"On the whole, the present arrangement seems much more practical. Those who feel inclined to shed tears at these callous and selfish utterances, are politely requested to weep on the shoulders of our own Indians."

--Hendrik van Loon, Van Loon's Geography: The Story of the World We Live In, 1932

Dolma Ling Convent fire

"Hi guys,

"Just seeing news that the Dolma Ling nunnery in Ulaanbaatar suffered a major fire. I'm just telling everyone I know who's been there or might have some particular sympathy, so maybe we can get some donations flowing their way to rebuild next year. So heartbreaking.

"Yours in the Dharma,


"Friday morning, about 4AM, fire destroyed the main building of the Dolma Ling Nunnery that housed the kitchen, dinning room and was also home for several of the eldest nuns. Fire officials are still determining whether the fire was due to shoddy electrical wiring (a problem in developing countries due to poor construction standards) or the real possibility that it was deliberately set. It is a miracle that no one was hurt, especially due to the fact that the eldest nun, over 95 years old, had to escape by climbing through a window that fortunately had no bars (most first-floor windows in Ulaanbaatar are barred). The building is a total loss but it might have been partially saved except the night watchman was no where to be found and he had the gate key that the fire department needed to get into the property (the fire trucks arrived within three minutes after getting the call about the fire). All this with night-time temperatures reaching -30F."

Sunday, December 06, 2009

a world about whose values he was so often skeptical

"Melville himself said in Moby Dick, 'to write a mighty book you must have a mighty theme.' Here he had it -- the rebellious struggle of Captain Ahab against the overwhelming, mysterious vastness of the universe and its awesome, sometimes merciless forces....

"What baffled its early readers was the book's wild extravagances of mood and language, its effect of what the modern critic Van Wyck Brooks calls 'a shredded Shakespearean play.' Melville confided to Hawthorne that it had been 'broiled in hell-fire,' referring to the turbulence of his own spirit from which the book sprang. Moby Dick was too powerful for the readers of its time....

"Melville passed the last twenty years or so of his life in almost total obscurity, withdrawn from literary circles. Back in New York, for nineteen years he was a clerk in a customhouse. His long-agitated spirit finally seemed calm. He had withdrawn himself from a world about whose values he was so often skeptical."
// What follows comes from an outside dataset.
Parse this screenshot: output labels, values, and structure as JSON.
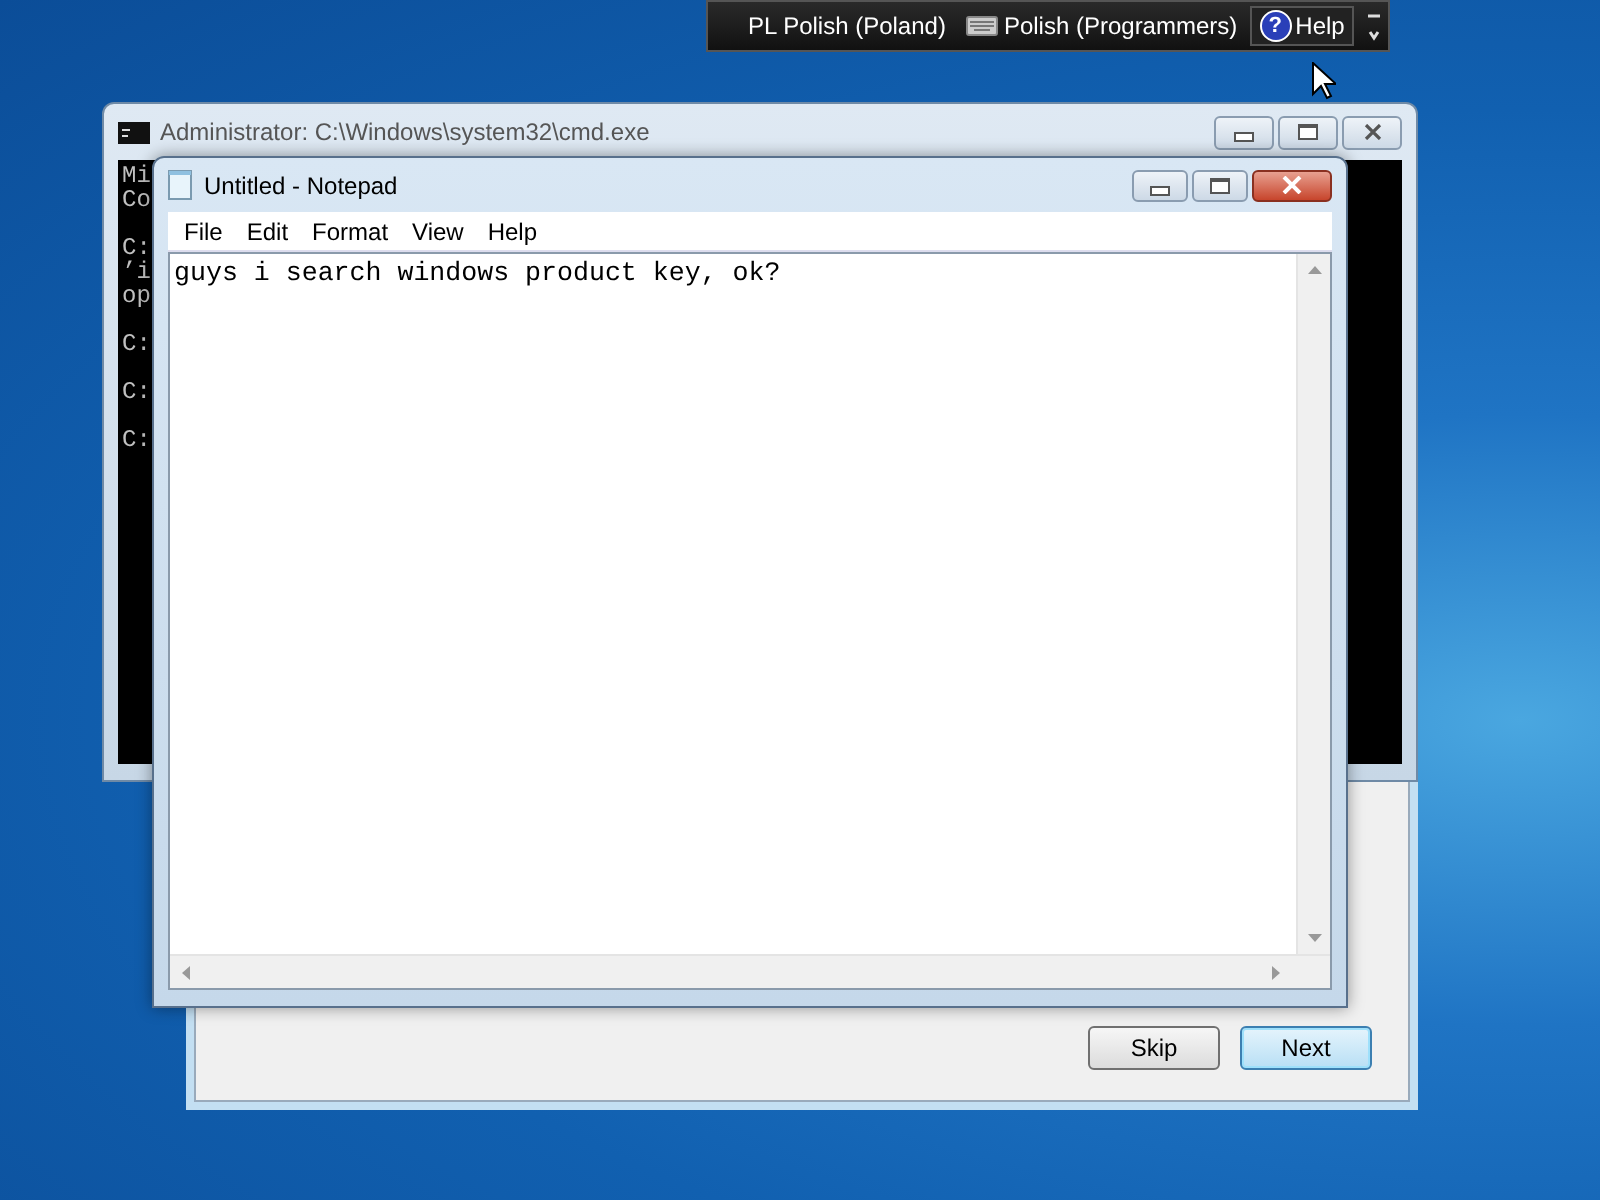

--Edmund Fuller and B. Jo Kinnick, Adventures in American Literature: Laureate Edition, 1963